“The last person I carded was 35 years old,” he noted with a laugh.
The dark paneled walls, pendant lights and the cash register behind the bar haven’t changed since the 1960s. The menu is also frozen in time. It offers classic Italian favorites like chicken Parmesan, fettuccine alfredo, cavatelli and meatballs, and linguini with clams.
Mondays, when the restaurant is closed, Riccitello makes tomato sauce just the way his mother used to. He starts with whole tomatoes and tomato paste. For flavor, he adds spices, along with browned beef, pork and veal bones. The sauce simmers for two hours and cools for another two.
“My son would be back here and he’d say, ‘We could do this a lot faster,’ and I’d say, ‘I know, but we’re not gonna,’ ” Riccitello recounted, noting that he works at the restaurant about 70 hours each week.
A physical education major in college, Riccitello said he never thought he’d go into the restaurant business. For three years, he taught gym at the former McKinley School in Schenectady.
When his father died in 1968, he took a leave of absence to help out at the restaurant and never went back to teaching.
“I could teach you how to do a front flip or any of that stuff. My physical education skills are still there,” he said with a grin.
George Michel of Scotia has done most of the cooking at Riccitello’s, on and off, for about 40 years.

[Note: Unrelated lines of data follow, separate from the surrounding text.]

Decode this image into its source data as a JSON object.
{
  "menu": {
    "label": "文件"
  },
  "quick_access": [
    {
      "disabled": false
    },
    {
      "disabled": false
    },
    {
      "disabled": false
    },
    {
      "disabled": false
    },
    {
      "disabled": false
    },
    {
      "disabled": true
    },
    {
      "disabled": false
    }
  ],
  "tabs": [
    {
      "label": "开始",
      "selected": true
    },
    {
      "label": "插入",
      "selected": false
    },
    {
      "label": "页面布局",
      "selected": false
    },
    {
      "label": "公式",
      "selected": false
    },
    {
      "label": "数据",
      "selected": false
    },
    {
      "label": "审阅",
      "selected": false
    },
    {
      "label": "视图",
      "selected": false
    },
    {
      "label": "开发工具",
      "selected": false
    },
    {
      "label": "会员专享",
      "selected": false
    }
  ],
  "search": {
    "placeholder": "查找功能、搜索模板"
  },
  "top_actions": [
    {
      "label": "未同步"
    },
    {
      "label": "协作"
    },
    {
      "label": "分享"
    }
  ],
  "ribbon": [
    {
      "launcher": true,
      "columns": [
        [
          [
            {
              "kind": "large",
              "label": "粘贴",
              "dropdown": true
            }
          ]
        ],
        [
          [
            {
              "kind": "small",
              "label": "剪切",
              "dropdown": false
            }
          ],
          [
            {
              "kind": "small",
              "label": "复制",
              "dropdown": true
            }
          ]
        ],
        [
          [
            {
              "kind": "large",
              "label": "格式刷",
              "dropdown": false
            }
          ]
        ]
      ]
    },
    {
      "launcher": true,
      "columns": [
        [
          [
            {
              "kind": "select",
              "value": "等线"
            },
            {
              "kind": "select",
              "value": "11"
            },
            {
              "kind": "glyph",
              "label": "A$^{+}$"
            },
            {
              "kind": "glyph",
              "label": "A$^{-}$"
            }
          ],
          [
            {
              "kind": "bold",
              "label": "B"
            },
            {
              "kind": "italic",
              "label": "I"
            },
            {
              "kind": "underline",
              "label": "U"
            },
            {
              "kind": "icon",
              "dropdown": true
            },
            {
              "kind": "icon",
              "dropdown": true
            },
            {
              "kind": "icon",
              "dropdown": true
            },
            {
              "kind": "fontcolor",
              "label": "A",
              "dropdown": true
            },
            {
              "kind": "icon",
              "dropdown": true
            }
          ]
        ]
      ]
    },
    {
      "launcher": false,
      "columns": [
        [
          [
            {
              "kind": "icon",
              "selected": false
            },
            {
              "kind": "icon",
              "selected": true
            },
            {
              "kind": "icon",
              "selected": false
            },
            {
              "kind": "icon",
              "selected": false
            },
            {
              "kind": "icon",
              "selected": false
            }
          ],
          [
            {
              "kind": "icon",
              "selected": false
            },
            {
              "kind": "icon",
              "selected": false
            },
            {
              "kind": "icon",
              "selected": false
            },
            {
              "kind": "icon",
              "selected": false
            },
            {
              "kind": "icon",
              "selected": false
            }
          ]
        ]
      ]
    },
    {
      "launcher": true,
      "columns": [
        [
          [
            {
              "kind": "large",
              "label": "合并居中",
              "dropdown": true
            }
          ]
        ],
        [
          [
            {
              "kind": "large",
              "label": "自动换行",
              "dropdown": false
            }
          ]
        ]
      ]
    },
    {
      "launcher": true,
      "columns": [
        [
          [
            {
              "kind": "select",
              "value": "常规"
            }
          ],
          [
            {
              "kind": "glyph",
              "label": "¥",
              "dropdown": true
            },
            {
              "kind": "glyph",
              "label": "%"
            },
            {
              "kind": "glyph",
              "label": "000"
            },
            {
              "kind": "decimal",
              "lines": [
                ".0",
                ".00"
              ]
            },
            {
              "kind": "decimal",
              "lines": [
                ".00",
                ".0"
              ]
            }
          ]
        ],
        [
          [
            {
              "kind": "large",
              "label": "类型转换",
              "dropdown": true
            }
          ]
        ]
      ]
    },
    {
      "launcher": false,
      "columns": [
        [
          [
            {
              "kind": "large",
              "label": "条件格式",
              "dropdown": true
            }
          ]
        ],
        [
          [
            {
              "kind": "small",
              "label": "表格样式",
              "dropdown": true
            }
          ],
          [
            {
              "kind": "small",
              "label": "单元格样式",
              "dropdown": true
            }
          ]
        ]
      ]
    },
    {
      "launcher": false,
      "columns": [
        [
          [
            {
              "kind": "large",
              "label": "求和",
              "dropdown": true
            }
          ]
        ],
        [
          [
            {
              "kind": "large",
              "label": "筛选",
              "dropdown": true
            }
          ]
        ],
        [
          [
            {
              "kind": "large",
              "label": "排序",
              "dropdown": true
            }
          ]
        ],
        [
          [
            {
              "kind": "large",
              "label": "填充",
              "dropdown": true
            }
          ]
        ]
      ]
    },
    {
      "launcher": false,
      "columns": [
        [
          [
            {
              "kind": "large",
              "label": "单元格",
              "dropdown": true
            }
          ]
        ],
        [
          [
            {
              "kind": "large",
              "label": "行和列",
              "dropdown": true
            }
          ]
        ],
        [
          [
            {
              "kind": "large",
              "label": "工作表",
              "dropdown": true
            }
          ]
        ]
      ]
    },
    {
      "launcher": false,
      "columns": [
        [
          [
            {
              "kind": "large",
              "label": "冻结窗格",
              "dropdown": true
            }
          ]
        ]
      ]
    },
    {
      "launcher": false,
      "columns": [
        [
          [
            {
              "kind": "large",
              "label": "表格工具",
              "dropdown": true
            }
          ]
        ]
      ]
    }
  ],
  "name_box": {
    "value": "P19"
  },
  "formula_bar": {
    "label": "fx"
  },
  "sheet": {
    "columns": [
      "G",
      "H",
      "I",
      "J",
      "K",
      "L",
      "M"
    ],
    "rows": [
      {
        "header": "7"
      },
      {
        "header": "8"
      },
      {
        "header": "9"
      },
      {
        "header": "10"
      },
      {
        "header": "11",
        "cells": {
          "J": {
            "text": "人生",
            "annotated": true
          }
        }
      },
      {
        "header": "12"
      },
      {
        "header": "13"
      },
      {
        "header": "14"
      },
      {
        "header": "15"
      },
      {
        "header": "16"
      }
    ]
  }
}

“We’ve pretty much grown old together,” Riccitello said.
“I’ve known him longer than I’ve known my wife,” Michel said with a laugh.
Michel worked in the restaurant’s small kitchen back when Riccitello’s mom was simmering pots full of pasta fagioli.
“She taught me an awful lot about Italian cooking,” he said. “She worked right up until she was 85.”
Michel still follows Mary Riccitello’s recipes and gathers ingredients from what once was her modest kitchen garden out back, where about four dozen tomato plants and a selection of herbs grow.
Mary D’Elia has been helping out in the kitchen for 31 years.
“The things they use, the garlic, the peppers, all these things make the food good,” she said, her accent hinting at a childhood spent in Italy.
Riccitello’s wife, Donna, makes all the desserts, does the interior decorating and also makes her husband’s vests — his signature wardrobe piece.
“I have hundreds of them,” he said, pulling curling photos of himself from the drawer behind the bar. In each, he’s wearing a different vest — sequined, patterned, some in solid colors. His father wore vests too.
Patrons dining at Riccitello’s on a recent Wednesday praised the restaurant’s congenial atmosphere just as highly as the food.
“It’s very friendly. You meet people you know,” said Elizabeth Waddell of Schenectady, between bites of her cold salad plate. She said she and her husband have been coming to the restaurant since the Riccitellos took over.
Ron Gilbert of Colonie, a relative newcomer to the eatery, has been frequenting Riccitello’s for three years. When asked what makes the place so special, he said, without a moment’s hesitation, “Lew. He’s such a nice guy.”